Given the lack of clarity on the definition of Indigenous Knowledge, it is difficult to discern what role it can play in federal policymaking. Some tribes are working to keep it that way.

Records obtained by the nonprofit organization Liberty Unyielding show that the United South and Eastern Tribes Sovereignty Protection Fund asked senior Biden administration officials to shield any Indigenous Knowledge from public access through mechanisms like Freedom of Information Act requests or "from being shared on publicly available maps, guides, or other online tools/databases."

Speaking during the March 2022 EPA webinar, Demarus Tevuk, a self-described "Native American community outreach consultant," said that "knowledge is community-owned and if you are asking a traditional knowledge holder for information, you have to prove your right to access that information."

Indigenous Knowledge consultants who participated in webinars with federal officials were often cautious about offering any concrete examples of how they could improve upon ways to tackle issues such as air quality.

In Canada, Native input on climate change studies often proved useless. A 2004 academic survey there from "16 [Native] community members and elders considered to be local experts on ice" provided no unique insights on the effects of climate change. Quotes from participants included "'Ice goes up quicker now … It is different,' 'Freeze-up is way later,' and 'The weather nowadays [is] sometimes cold, but sometimes hot too … [but at the] wrong time.’"

Reached for comment, the EPA referred the Free Beacon to the White House.
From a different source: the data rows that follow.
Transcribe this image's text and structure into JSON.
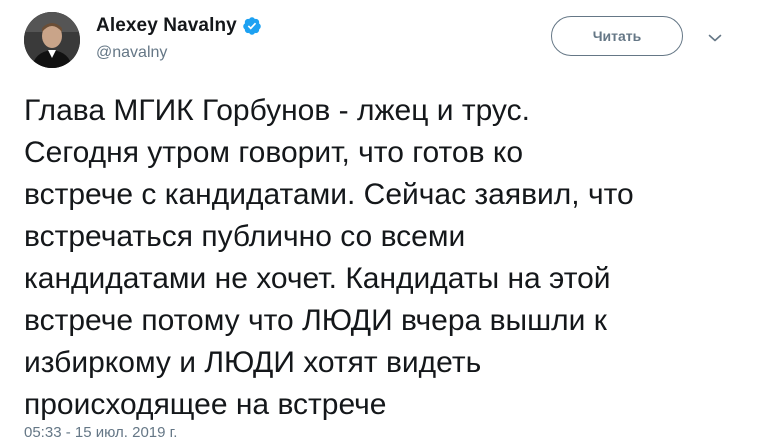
{
  "author": {
    "display_name": "Alexey Navalny",
    "handle": "@navalny",
    "verified": true,
    "avatar_icon": "user-avatar"
  },
  "follow_button": {
    "label": "Читать"
  },
  "menu": {
    "icon": "chevron-down-icon"
  },
  "tweet": {
    "text": "Глава МГИК Горбунов - лжец и трус.\nСегодня утром говорит, что готов ко\nвстрече с кандидатами. Сейчас заявил, что\nвстречаться публично со всеми\nкандидатами не хочет. Кандидаты на этой\nвстрече потому что ЛЮДИ вчера вышли к\nизбиркому и ЛЮДИ хотят видеть\nпроисходящее на встрече",
    "timestamp": "05:33 - 15 июл. 2019 г."
  },
  "colors": {
    "verified_blue": "#1da1f2",
    "text_primary": "#14171a",
    "text_secondary": "#657786"
  }
}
The White House did not respond to a request for comment.

Frances Widdowson, a Canadian political scientist who was recently fired over her criticisms of left-wing political movements, said the push to include Indigenous Knowledge in the policymaking process reflects "irrational beliefs" that indigenous people are "noble savage[s]" who have access to stores of wisdom that are out of reach for white people.

"There’s not an ‘Indigenous Laws of Physics’ and a Laws of Physics," she said. "There’s just the Laws of Physics."